German drug discovery company Evotec — which has a thriving rolodex of biopharma partners such as Bayer, Boehringer Ingelheim, Novartis, Novo Nordisk, Pfizer, Sanofi, and Takeda — is now venturing into gene therapies.

The company swallowed Seattle-based Just Biotherapeutics, a company focused on reducing the cost of manufacturing protein therapies last year. It is now setting up a dedicated R&D site for gene therapies in Austria, in an effort to achieve a “modality-agnostic” repertoire — small molecules, biologics and now gene therapies.

A pair of PhI­II fail­ures spells last rites for Men­lo’s once-promis­ing Mer­ck drug

Four months after an intercontinental merger, Menlo Therapeutics is counting yet another pair of trial failures — ones with significant consequences for the companies, their shareholders and the drug.

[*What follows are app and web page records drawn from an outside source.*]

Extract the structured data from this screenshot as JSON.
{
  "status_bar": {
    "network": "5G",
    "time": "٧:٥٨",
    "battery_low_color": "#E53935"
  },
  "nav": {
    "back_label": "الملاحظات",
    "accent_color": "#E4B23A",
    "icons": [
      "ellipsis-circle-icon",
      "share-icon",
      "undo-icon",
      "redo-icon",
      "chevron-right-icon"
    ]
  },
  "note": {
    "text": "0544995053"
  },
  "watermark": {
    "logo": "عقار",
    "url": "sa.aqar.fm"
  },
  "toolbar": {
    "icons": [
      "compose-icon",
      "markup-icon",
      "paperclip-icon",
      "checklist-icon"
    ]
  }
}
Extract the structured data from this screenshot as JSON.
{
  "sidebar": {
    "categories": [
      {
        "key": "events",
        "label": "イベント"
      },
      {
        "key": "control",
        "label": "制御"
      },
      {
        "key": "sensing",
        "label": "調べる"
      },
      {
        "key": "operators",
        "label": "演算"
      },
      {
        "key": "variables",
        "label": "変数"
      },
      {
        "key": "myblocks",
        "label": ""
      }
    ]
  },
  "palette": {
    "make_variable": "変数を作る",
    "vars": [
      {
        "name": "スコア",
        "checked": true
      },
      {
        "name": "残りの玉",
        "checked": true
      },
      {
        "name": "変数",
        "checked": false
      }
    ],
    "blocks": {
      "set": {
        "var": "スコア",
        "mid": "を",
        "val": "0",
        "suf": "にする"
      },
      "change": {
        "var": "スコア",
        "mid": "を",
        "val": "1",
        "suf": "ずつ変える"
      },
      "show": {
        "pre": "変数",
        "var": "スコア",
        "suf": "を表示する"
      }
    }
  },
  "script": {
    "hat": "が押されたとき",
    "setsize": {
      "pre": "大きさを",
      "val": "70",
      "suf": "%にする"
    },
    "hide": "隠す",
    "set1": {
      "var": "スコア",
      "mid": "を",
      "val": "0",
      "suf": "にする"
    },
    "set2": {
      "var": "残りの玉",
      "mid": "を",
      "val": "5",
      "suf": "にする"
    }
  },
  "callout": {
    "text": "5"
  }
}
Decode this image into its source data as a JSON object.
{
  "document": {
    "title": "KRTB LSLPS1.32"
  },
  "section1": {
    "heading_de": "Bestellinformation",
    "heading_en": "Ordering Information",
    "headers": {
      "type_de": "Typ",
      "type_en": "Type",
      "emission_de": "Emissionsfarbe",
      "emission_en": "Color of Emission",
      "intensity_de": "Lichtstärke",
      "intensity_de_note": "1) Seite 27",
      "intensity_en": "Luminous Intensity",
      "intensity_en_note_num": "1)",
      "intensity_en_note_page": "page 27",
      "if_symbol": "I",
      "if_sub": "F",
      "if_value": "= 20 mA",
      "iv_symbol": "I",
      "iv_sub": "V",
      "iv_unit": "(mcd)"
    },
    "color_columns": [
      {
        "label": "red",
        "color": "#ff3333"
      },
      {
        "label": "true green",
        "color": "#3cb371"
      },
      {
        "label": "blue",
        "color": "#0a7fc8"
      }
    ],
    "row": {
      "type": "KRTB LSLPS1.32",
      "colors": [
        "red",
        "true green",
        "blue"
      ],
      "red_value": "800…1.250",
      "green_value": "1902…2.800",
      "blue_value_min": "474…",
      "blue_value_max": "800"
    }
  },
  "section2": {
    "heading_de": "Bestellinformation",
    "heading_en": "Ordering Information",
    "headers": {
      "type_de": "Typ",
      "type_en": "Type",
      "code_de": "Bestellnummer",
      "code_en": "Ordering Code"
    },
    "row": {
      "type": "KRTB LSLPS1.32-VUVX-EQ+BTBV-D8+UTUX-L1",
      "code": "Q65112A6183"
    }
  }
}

In two pivotal Phase III trials, Menlo’s lead drug serlopitant failed to treat pruritus associated with prurigo nodularis — basically itchiness from a particular skin disease that causes red lesions on a person’s arms or legs. Serlopitant has long been the company’s only drug and as recently as 2018, it looked promising enough to support a stock price of $37. In April of that year, a Phase II failure demolished the stock price overnight: $35 to $9. Other subsequent stumbles trickled the ticker down to just above $2.